It’s no secret that VR hasn’t taken off quite the way that early investors would have hoped it to. By no means is it a flop, sales have been fairly decent. However, those who thought it would be the next big thing immediately are probably very disappointed right now. The VR ecosystem at this point in time is a few million units worldwide. Not bad, but compare that to Sony’s PS4 units that have now shipped 53million worldwide since launch in late 2013. Nevertheless, VR leaders are asking for patience. Most prominent of which is Mark Zuckerberg, CEO of Facebook.
Zuckerberg’s plea with investors
Facebook had an earnings call with investors at the start of February. The most interesting development from this was the discussion about the future of VR. Despite severe delays in rollouts of the Oculus Rift and its touch controllers, Zuckerberg believes that development is going along quite well. This is what he had to say:
“Early on there is this issue which is that if you’re a AAA game developer, until there’s a certain volume of units in the field, you’re not going to be able to make enough money to fund your game development just based off of people buying your content. That’s why we’re investing so much capital in content to seed the ecosystem and solve this chicken and egg problem, of you need the content in order to create the ecosystem.
“I don’t know there was something that folks could have done to make that happen fast but I think that was pretty good. And if we can be on a similar trajectory of anywhere near 10 years for VR and AR, then I would feel very good about that. And I feel like we’re making the right bets now to plant the seeds for that. But I would ask for the patience of the investor community in doing that because we’re going to invest a lot in this and it’s not going to return or be really profitable for us for quite a while.”
Comparisons with Mobile
Zuckerberg obviously still believes in VR. Asking for patience from Facebook’s investors is definitely a risky venture. If anyone can allay fears, however, it will be Zuckerberg. Facebook is one of the largest technology companies in the world and can afford to have a less than profitable wing for the time being. To emphasise his points, he used the analogy of smartphones. Specifically, Blackberry and Palm, who launched in 2003. The smartphone market didn’t take off until the launch of the iPhone in 2007.

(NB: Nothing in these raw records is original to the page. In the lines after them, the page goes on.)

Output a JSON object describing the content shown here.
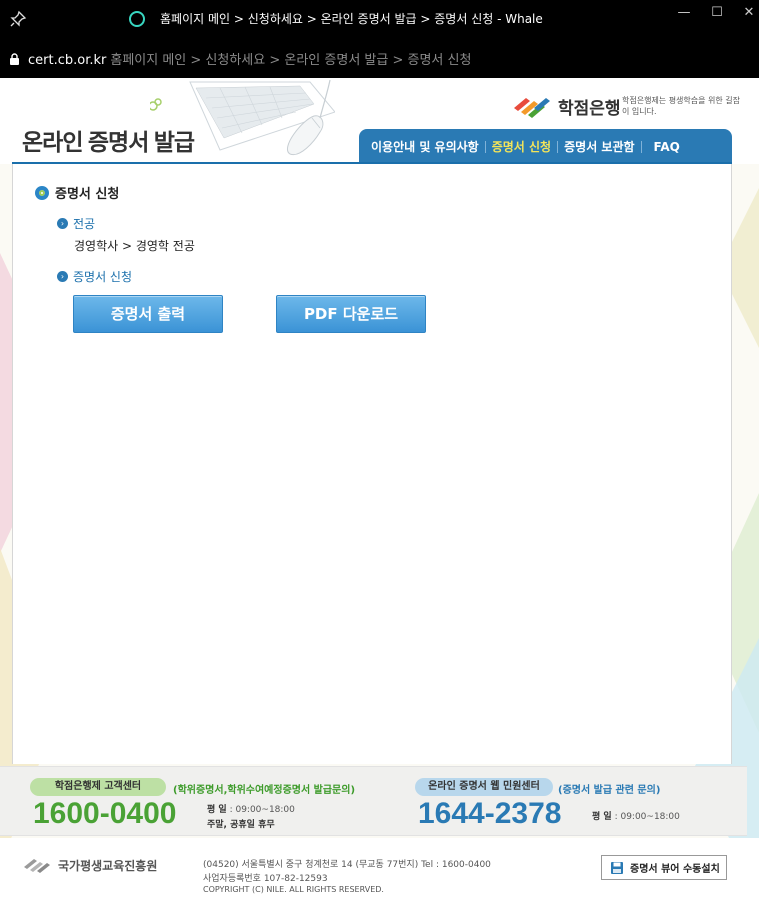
{
  "window": {
    "title": "홈페이지 메인 > 신청하세요 > 온라인 증명서 발급 > 증명서 신청 - Whale",
    "minimize": "—",
    "maximize": "☐",
    "close": "✕"
  },
  "urlbar": {
    "domain": "cert.cb.or.kr",
    "path": "홈페이지 메인 > 신청하세요 > 온라인 증명서 발급 > 증명서 신청"
  },
  "header": {
    "title": "온라인 증명서 발급",
    "logo_text": "학점은행",
    "logo_slogan": "학점은행제는 평생학습을 위한 길잡이 입니다.",
    "tabs": [
      {
        "label": "이용안내 및 유의사항",
        "active": false
      },
      {
        "label": "증명서 신청",
        "active": true
      },
      {
        "label": "증명서 보관함",
        "active": false
      },
      {
        "label": "FAQ",
        "active": false
      }
    ]
  },
  "content": {
    "section_title": "증명서 신청",
    "major_heading": "전공",
    "major_value": "경영학사 > 경영학 전공",
    "apply_heading": "증명서 신청",
    "print_button": "증명서 출력",
    "pdf_button": "PDF 다운로드"
  },
  "customer_center": {
    "credit_bank": {
      "name": "학점은행제 고객센터",
      "note": "(학위증명서,학위수여예정증명서 발급문의)",
      "phone": "1600-0400",
      "weekday_label": "평   일",
      "weekday_hours": ": 09:00~18:00",
      "weekend": "주말, 공휴일 휴무"
    },
    "online_cert": {
      "name": "온라인 증명서 웹 민원센터",
      "note": "(증명서 발급 관련 문의)",
      "phone": "1644-2378",
      "weekday_label": "평   일",
      "weekday_hours": ": 09:00~18:00"
    }
  },
  "footer": {
    "org_name": "국가평생교육진흥원",
    "address": "(04520) 서울특별시 중구 청계천로 14 (무교동 77번지)    Tel : 1600-0400",
    "biz_number": "사업자등록번호 107-82-12593",
    "copyright": "COPYRIGHT (C) NILE. ALL RIGHTS RESERVED.",
    "viewer_button": "증명서 뷰어 수동설치"
  },
  "colors": {
    "accent_blue": "#2a7ab4",
    "active_tab": "#f2e45a",
    "phone_green": "#4aa235",
    "loading": "#38d6c1"
  }
}
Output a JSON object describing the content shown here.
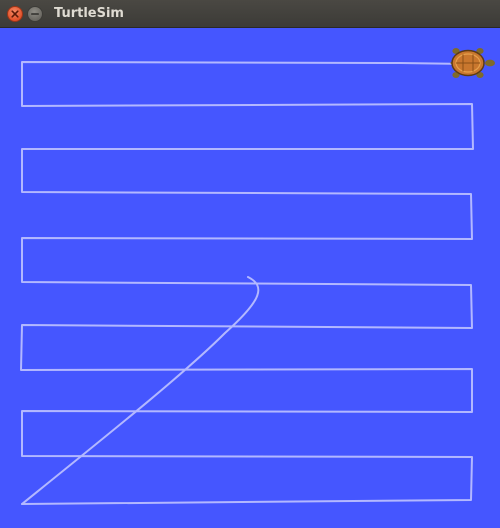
{
  "window": {
    "title": "TurtleSim"
  },
  "canvas": {
    "background_color": "#4556ff",
    "pen_color": "#b3b8ff",
    "turtle": {
      "name": "turtle-icon",
      "shell_color": "#c9772e",
      "pattern_color": "#e6a04c",
      "body_color": "#7f6a2a"
    }
  }
}
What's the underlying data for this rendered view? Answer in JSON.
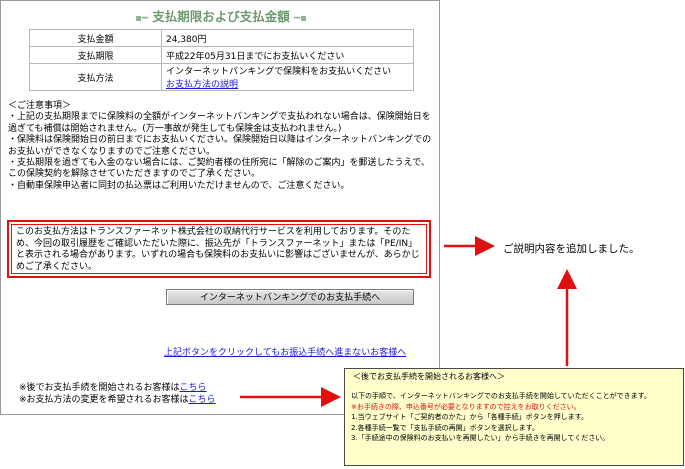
{
  "page_title": "支払期限および支払金額",
  "title_deco_left": "▪━",
  "title_deco_right": "━▪",
  "summary": {
    "rows": [
      {
        "label": "支払金額",
        "value": "24,380円"
      },
      {
        "label": "支払期限",
        "value": "平成22年05月31日までにお支払いください"
      },
      {
        "label": "支払方法",
        "value": "インターネットバンキングで保険料をお支払いください",
        "link": "お支払方法の説明"
      }
    ]
  },
  "notes": {
    "heading": "＜ご注意事項＞",
    "items": [
      "・上記の支払期限までに保険料の全額がインターネットバンキングで支払われない場合は、保険開始日を過ぎても補償は開始されません。(万一事故が発生しても保険金は支払われません。)",
      "・保険料は保険開始日の前日までにお支払いください。保険開始日以降はインターネットバンキングでのお支払いができなくなりますのでご注意ください。",
      "・支払期限を過ぎても入金のない場合には、ご契約者様の住所宛に「解除のご案内」を郵送したうえで、この保険契約を解除させていただきますのでご了承ください。",
      "・自動車保険申込者に同封の払込票はご利用いただけませんので、ご注意ください。"
    ]
  },
  "highlight_notice": "このお支払方法はトランスファーネット株式会社の収納代行サービスを利用しております。そのため、今回の取引履歴をご確認いただいた際に、振込先が「トランスファーネット」または「PE/IN」と表示される場合があります。いずれの場合も保険料のお支払いに影響はございませんが、あらかじめご了承ください。",
  "proceed_button": "インターネットバンキングでのお支払手続へ",
  "below_link": "上記ボタンをクリックしてもお振込手続へ進まないお客様へ",
  "later": {
    "line1_text": "※後でお支払手続を開始されるお客様は",
    "line1_link": "こちら",
    "line2_text": "※お支払方法の変更を希望されるお客様は",
    "line2_link": "こちら"
  },
  "callout_text": "ご説明内容を追加しました。",
  "popup": {
    "heading": "＜後でお支払手続を開始されるお客様へ＞",
    "line1": "以下の手順で、インターネットバンキングでのお支払手続を開始していただくことができます。",
    "line2": "※お手続きの際、申込番号が必要となりますので控えをお取りください。",
    "line3": "1.当ウェブサイト「ご契約者のかた」から「各種手続」ボタンを押します。",
    "line4": "2.各種手続一覧で「支払手続の再開」ボタンを選択します。",
    "line5": "3.「手続途中の保険料のお支払いを再開したい」から手続きを再開してください。"
  },
  "colors": {
    "title": "#6e9a6e",
    "highlight_border": "#e01010",
    "link": "#1a1adb",
    "popup_bg": "#ffffcc",
    "popup_warning": "#e01010"
  }
}
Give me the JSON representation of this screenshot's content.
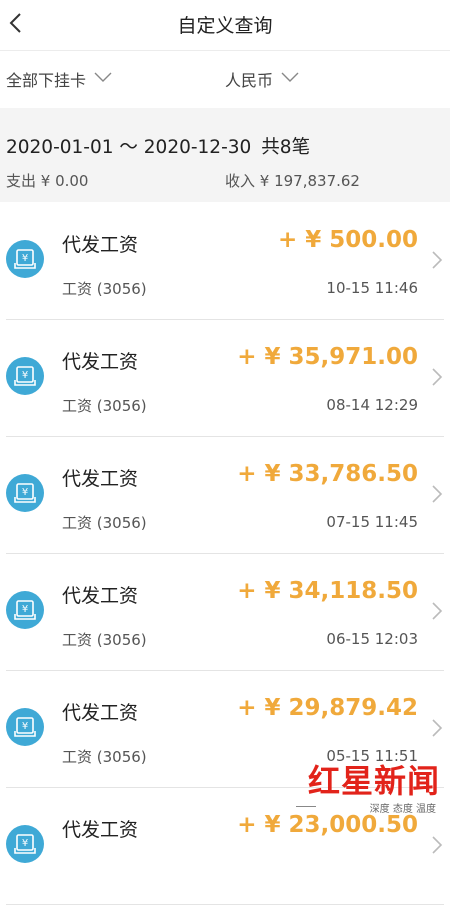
{
  "nav": {
    "title": "自定义查询",
    "back_icon": "chevron-left-icon"
  },
  "filters": {
    "card": "全部下挂卡",
    "currency": "人民币"
  },
  "summary": {
    "date_range": "2020-01-01 ～ 2020-12-30",
    "count": "共8笔",
    "expense": "支出 ¥ 0.00",
    "income": "收入 ¥ 197,837.62"
  },
  "transactions": [
    {
      "name": "代发工资",
      "account": "工资 (3056)",
      "amount": "+ ¥ 500.00",
      "time": "10-15 11:46"
    },
    {
      "name": "代发工资",
      "account": "工资 (3056)",
      "amount": "+ ¥ 35,971.00",
      "time": "08-14 12:29"
    },
    {
      "name": "代发工资",
      "account": "工资 (3056)",
      "amount": "+ ¥ 33,786.50",
      "time": "07-15 11:45"
    },
    {
      "name": "代发工资",
      "account": "工资 (3056)",
      "amount": "+ ¥ 34,118.50",
      "time": "06-15 12:03"
    },
    {
      "name": "代发工资",
      "account": "工资 (3056)",
      "amount": "+ ¥ 29,879.42",
      "time": "05-15 11:51"
    },
    {
      "name": "代发工资",
      "account": "",
      "amount": "+ ¥ 23,000.50",
      "time": ""
    }
  ],
  "colors": {
    "amount": "#f0a93b",
    "icon_bg": "#3fa9d6",
    "watermark": "#e2231a"
  },
  "watermark": {
    "logo": "红星新闻",
    "tagline": "深度 态度 温度"
  }
}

Facebook’s investors might not like that analogy because it would suggest that someone else will crack the VR market wide open. However, so long as Zuckerberg retains control of Facebook’s long term plans, they will continue working with VR. With the recent developments in the ZeniMax case, however, the road ahead isn’t quite so clear for Zuckerberg and co.
Source: Road to VR